┌─ EXTRACTED DATA
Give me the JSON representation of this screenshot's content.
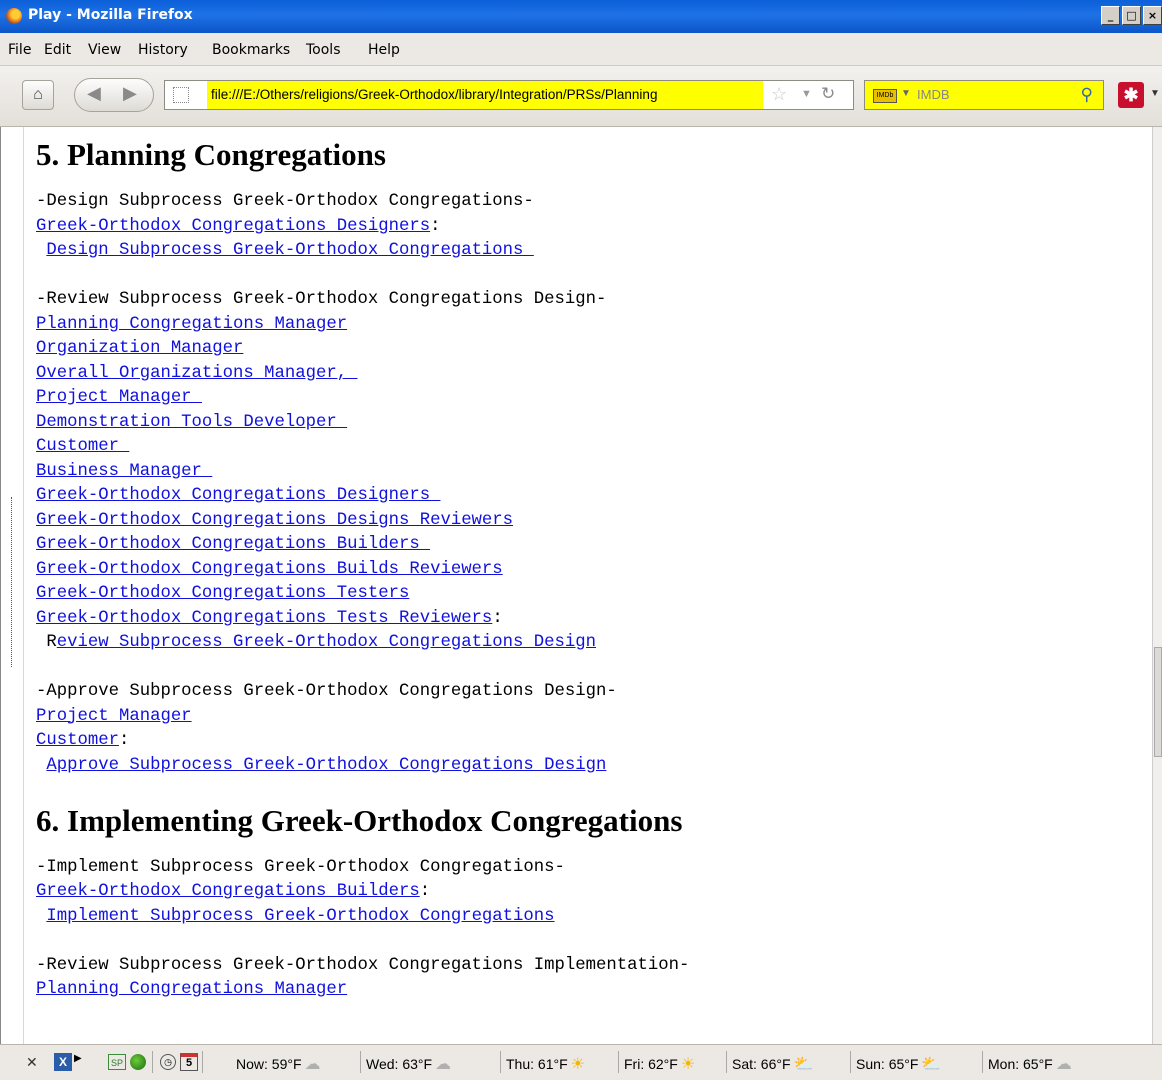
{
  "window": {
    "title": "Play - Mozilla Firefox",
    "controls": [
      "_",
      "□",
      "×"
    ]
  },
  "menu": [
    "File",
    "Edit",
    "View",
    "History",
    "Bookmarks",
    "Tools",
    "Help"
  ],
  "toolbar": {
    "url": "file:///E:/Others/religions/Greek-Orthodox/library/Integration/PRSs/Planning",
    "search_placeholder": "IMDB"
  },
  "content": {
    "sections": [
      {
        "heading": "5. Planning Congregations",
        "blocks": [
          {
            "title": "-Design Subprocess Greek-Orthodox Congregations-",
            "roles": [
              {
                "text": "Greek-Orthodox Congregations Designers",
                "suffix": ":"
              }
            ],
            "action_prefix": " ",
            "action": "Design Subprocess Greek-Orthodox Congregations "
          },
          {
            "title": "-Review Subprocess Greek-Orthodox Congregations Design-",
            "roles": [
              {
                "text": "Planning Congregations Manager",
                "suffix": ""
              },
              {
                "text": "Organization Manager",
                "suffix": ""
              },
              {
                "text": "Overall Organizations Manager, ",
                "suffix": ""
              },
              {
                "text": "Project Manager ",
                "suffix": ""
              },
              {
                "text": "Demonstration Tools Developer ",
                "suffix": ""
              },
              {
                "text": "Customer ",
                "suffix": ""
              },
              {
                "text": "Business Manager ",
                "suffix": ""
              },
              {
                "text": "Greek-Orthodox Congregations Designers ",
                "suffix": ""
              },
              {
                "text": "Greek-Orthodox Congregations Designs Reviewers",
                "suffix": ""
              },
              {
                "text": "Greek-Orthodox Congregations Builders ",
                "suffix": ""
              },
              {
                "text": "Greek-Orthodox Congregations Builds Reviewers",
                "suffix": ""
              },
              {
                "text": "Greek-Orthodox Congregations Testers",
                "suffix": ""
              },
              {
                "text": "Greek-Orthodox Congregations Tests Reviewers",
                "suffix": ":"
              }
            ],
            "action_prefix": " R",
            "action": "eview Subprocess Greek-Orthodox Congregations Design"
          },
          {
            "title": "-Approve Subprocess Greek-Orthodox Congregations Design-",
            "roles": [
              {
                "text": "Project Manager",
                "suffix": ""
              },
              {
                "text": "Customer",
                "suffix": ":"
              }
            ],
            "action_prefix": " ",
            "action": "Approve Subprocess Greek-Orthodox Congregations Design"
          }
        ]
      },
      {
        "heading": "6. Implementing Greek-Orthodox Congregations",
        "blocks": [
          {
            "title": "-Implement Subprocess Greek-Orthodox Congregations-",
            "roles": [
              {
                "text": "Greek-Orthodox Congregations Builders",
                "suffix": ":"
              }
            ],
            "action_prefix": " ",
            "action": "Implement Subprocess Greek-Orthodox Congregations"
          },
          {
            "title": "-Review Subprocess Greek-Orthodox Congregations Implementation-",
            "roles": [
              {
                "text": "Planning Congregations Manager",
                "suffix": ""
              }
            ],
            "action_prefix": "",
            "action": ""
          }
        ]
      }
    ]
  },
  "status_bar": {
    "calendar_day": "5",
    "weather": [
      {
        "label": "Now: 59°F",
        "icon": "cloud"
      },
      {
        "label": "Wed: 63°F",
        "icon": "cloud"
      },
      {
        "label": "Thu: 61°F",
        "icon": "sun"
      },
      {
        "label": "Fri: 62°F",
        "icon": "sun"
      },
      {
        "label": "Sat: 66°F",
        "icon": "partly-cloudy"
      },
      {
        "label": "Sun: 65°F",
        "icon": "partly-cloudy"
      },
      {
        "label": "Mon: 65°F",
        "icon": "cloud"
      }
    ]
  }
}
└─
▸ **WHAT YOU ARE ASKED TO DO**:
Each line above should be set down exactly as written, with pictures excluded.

▸ **ANSWER SECTION**:
Give me the JSON representation of this screenshot's content.
{
  "window": {
    "title": "Play - Mozilla Firefox",
    "controls": [
      "_",
      "□",
      "×"
    ]
  },
  "menu": [
    "File",
    "Edit",
    "View",
    "History",
    "Bookmarks",
    "Tools",
    "Help"
  ],
  "toolbar": {
    "url": "file:///E:/Others/religions/Greek-Orthodox/library/Integration/PRSs/Planning",
    "search_placeholder": "IMDB"
  },
  "content": {
    "sections": [
      {
        "heading": "5. Planning Congregations",
        "blocks": [
          {
            "title": "-Design Subprocess Greek-Orthodox Congregations-",
            "roles": [
              {
                "text": "Greek-Orthodox Congregations Designers",
                "suffix": ":"
              }
            ],
            "action_prefix": " ",
            "action": "Design Subprocess Greek-Orthodox Congregations "
          },
          {
            "title": "-Review Subprocess Greek-Orthodox Congregations Design-",
            "roles": [
              {
                "text": "Planning Congregations Manager",
                "suffix": ""
              },
              {
                "text": "Organization Manager",
                "suffix": ""
              },
              {
                "text": "Overall Organizations Manager, ",
                "suffix": ""
              },
              {
                "text": "Project Manager ",
                "suffix": ""
              },
              {
                "text": "Demonstration Tools Developer ",
                "suffix": ""
              },
              {
                "text": "Customer ",
                "suffix": ""
              },
              {
                "text": "Business Manager ",
                "suffix": ""
              },
              {
                "text": "Greek-Orthodox Congregations Designers ",
                "suffix": ""
              },
              {
                "text": "Greek-Orthodox Congregations Designs Reviewers",
                "suffix": ""
              },
              {
                "text": "Greek-Orthodox Congregations Builders ",
                "suffix": ""
              },
              {
                "text": "Greek-Orthodox Congregations Builds Reviewers",
                "suffix": ""
              },
              {
                "text": "Greek-Orthodox Congregations Testers",
                "suffix": ""
              },
              {
                "text": "Greek-Orthodox Congregations Tests Reviewers",
                "suffix": ":"
              }
            ],
            "action_prefix": " R",
            "action": "eview Subprocess Greek-Orthodox Congregations Design"
          },
          {
            "title": "-Approve Subprocess Greek-Orthodox Congregations Design-",
            "roles": [
              {
                "text": "Project Manager",
                "suffix": ""
              },
              {
                "text": "Customer",
                "suffix": ":"
              }
            ],
            "action_prefix": " ",
            "action": "Approve Subprocess Greek-Orthodox Congregations Design"
          }
        ]
      },
      {
        "heading": "6. Implementing Greek-Orthodox Congregations",
        "blocks": [
          {
            "title": "-Implement Subprocess Greek-Orthodox Congregations-",
            "roles": [
              {
                "text": "Greek-Orthodox Congregations Builders",
                "suffix": ":"
              }
            ],
            "action_prefix": " ",
            "action": "Implement Subprocess Greek-Orthodox Congregations"
          },
          {
            "title": "-Review Subprocess Greek-Orthodox Congregations Implementation-",
            "roles": [
              {
                "text": "Planning Congregations Manager",
                "suffix": ""
              }
            ],
            "action_prefix": "",
            "action": ""
          }
        ]
      }
    ]
  },
  "status_bar": {
    "calendar_day": "5",
    "weather": [
      {
        "label": "Now: 59°F",
        "icon": "cloud"
      },
      {
        "label": "Wed: 63°F",
        "icon": "cloud"
      },
      {
        "label": "Thu: 61°F",
        "icon": "sun"
      },
      {
        "label": "Fri: 62°F",
        "icon": "sun"
      },
      {
        "label": "Sat: 66°F",
        "icon": "partly-cloudy"
      },
      {
        "label": "Sun: 65°F",
        "icon": "partly-cloudy"
      },
      {
        "label": "Mon: 65°F",
        "icon": "cloud"
      }
    ]
  }
}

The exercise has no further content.